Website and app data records
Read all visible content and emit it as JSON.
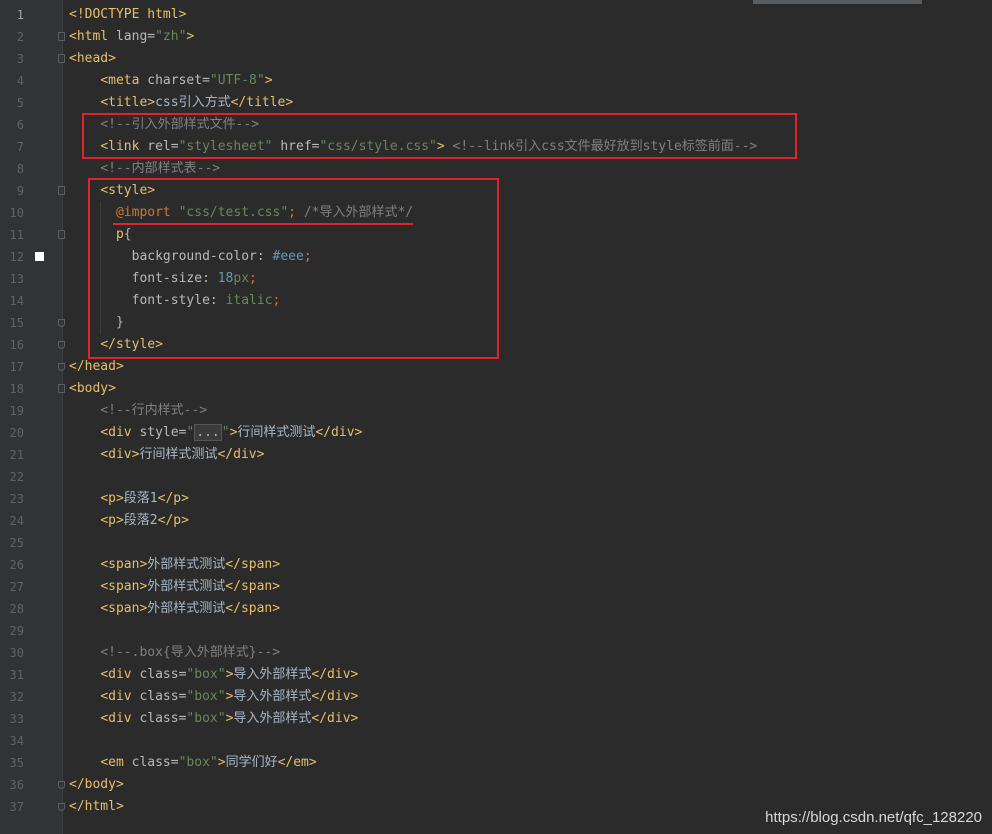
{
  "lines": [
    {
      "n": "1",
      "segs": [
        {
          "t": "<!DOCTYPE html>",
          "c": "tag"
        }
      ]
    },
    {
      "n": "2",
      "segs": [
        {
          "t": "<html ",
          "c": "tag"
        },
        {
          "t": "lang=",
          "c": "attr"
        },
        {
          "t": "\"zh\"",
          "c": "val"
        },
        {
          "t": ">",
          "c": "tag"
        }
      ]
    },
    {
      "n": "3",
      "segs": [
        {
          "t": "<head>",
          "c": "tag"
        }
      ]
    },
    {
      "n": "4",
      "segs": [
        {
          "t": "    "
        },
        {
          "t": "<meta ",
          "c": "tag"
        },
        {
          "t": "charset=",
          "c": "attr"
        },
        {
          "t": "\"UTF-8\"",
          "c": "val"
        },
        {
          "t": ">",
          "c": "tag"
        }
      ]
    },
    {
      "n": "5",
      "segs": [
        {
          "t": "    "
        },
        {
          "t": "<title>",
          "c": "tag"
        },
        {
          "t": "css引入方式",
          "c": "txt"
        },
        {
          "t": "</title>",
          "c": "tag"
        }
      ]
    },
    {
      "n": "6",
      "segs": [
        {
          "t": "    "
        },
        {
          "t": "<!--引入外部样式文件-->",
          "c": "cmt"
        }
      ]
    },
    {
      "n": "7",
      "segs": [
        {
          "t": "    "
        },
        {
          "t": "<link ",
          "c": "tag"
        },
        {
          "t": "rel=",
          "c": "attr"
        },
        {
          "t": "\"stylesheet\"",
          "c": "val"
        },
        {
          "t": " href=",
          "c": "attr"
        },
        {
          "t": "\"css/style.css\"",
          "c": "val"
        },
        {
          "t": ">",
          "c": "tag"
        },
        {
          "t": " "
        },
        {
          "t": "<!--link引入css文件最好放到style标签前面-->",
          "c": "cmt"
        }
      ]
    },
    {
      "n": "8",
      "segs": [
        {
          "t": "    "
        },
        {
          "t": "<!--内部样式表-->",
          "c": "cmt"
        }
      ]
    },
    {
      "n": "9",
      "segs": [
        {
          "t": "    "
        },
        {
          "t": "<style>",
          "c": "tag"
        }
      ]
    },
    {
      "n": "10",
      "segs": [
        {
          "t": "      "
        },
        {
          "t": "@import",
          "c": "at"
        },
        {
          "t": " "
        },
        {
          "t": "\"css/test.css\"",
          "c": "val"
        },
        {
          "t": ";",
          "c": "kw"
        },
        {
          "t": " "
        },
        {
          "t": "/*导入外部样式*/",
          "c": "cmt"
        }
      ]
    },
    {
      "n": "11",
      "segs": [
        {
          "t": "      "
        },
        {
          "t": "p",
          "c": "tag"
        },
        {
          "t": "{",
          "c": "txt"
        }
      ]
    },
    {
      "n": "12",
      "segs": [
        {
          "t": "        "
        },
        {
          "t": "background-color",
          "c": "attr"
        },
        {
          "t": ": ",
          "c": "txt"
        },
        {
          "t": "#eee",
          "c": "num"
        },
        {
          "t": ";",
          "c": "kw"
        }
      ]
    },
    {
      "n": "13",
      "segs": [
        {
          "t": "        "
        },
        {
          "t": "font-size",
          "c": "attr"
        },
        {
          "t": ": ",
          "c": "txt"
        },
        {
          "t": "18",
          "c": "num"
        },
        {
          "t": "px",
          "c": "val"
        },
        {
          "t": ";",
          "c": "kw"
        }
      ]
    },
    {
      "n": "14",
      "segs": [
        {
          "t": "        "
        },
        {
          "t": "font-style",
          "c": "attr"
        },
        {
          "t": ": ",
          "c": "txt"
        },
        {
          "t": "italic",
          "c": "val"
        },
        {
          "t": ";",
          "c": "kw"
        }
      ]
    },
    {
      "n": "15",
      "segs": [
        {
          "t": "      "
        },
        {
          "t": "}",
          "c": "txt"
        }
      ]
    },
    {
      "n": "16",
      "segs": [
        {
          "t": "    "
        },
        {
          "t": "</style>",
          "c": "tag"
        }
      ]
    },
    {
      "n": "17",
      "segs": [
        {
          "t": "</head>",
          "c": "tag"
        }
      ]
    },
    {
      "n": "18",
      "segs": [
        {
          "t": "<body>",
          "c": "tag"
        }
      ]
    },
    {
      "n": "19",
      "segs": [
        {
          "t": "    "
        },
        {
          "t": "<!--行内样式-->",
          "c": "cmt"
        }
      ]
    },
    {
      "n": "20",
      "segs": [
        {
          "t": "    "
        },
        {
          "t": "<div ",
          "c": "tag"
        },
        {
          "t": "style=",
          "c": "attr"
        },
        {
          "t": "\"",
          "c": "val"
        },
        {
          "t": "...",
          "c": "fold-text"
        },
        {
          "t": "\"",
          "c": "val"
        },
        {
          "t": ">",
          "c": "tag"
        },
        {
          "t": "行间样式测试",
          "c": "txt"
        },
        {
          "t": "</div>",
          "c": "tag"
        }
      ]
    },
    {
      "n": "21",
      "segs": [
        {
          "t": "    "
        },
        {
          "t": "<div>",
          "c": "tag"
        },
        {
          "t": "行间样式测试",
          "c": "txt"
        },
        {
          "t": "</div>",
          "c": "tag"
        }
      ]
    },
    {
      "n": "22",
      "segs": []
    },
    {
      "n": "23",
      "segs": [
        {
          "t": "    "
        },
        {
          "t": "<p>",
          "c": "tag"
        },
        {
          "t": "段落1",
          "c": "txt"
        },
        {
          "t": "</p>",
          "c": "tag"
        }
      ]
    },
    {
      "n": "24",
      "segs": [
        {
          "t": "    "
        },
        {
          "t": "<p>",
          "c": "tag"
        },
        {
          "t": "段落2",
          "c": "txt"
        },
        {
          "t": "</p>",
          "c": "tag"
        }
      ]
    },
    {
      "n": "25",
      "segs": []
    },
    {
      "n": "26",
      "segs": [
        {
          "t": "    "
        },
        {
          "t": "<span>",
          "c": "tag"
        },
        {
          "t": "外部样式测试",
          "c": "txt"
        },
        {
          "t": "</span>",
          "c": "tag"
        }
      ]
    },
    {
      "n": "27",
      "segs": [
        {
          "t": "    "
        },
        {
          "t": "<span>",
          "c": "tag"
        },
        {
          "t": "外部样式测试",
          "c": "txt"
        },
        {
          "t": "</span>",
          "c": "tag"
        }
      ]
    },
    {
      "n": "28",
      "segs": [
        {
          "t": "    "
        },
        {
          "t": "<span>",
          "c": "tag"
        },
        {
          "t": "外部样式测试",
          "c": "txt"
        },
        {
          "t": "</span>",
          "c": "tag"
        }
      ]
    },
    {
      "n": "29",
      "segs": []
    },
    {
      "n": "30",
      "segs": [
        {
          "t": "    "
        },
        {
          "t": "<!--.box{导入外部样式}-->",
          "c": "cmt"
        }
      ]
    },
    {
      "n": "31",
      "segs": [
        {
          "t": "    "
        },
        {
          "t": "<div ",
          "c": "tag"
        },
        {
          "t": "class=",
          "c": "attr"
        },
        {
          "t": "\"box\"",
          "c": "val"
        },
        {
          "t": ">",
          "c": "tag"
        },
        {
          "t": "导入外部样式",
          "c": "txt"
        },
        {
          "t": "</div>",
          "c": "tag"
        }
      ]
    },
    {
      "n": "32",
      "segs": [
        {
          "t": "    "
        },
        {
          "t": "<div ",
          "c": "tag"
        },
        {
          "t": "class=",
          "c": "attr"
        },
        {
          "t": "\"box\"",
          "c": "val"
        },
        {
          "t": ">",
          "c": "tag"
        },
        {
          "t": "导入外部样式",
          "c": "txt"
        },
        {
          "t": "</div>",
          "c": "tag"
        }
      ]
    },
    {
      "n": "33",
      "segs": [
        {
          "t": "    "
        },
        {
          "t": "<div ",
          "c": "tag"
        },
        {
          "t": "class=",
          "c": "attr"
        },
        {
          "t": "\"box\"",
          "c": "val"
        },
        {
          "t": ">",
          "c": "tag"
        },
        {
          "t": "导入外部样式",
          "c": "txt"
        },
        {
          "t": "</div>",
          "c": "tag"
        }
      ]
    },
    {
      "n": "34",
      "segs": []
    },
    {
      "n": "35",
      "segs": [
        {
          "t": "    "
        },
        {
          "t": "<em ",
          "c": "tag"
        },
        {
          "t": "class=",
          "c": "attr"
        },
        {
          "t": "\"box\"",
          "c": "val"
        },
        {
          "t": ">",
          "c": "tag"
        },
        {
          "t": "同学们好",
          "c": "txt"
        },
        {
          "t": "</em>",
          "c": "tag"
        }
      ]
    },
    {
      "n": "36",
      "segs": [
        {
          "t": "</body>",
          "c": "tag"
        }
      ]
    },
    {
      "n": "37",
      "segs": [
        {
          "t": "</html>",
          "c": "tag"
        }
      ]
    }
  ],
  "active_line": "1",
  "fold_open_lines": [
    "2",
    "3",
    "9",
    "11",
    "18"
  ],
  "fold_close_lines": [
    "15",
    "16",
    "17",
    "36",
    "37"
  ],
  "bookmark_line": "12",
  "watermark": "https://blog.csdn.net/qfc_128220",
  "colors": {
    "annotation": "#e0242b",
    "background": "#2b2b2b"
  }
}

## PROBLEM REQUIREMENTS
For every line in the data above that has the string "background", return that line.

## EXERCISE RESPONSE
          "t": "background-color",
    "background": "#2b2b2b"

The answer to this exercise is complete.